A great deal of music journalists get into this cesspit of a capsizing industry with originally a hugely benevolent and simple intent: to share music they love, in the hope that others will share this enjoyment. It can be easy to forget this sometimes.

Upon hearing the work of Luke Howard one sun-kissed morning, this is the overwhelming urge that overcame me. My fingers itched to dance across the keyboard sending links to the ones I knew would appreciate it, whilst typing-out a gushing nonsensical stream-of-consciousness of how I was listening to it, and what I was doing at the very moment 'it' hit me. If you must know I was in my 1st floor flat looking out across the long-shadows of the high street I live on in the early morning, observing the cafe worker who was opening up shop. Going through the motions, starting the day, the ritualised tasks, the calm, the part of the day where everything seems possible before time slips away before another day gets eaten up. And it made this everyday humdrum activity seem fucking epic and significant, like it was soundtracking the opening to an astutely shot feature film that you've been dying to see for too long.

The album in question is titled Sun, Cloud that was recorded in Australia, Iceland and Norway, and is a wholly immersive, resplendent listen, utilising minimalist contemporary classical recording techniques with a ten-piece ensemble. For fans of Max Richter if I could be so lazy.

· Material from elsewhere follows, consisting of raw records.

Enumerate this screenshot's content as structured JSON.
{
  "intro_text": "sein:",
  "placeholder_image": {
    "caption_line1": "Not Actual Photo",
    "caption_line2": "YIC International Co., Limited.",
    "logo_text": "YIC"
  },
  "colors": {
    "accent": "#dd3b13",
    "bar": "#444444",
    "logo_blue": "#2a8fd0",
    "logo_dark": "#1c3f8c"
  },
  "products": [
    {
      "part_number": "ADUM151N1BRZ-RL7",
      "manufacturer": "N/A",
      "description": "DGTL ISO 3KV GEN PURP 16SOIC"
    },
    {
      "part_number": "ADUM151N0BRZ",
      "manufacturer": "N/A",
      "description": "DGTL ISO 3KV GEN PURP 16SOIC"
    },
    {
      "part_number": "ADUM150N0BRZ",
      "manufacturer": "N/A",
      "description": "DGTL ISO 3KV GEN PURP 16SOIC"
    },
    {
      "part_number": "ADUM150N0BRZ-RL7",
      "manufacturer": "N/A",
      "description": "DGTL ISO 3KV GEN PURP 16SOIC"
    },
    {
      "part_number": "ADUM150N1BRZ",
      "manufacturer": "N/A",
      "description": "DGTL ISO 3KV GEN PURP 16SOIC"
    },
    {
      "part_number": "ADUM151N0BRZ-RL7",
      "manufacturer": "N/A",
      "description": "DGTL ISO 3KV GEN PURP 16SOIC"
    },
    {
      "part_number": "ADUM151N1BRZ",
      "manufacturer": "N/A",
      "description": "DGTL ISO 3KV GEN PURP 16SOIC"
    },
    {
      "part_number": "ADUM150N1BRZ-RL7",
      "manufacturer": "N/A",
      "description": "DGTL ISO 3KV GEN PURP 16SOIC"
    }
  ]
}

Listen to and purchase Sun, Cloud via his Bandcamp here - and for a taster we are happy to offer up this exclusive premiere of gorgeous little thing 'A Softer World'.

Head here to download the track for free.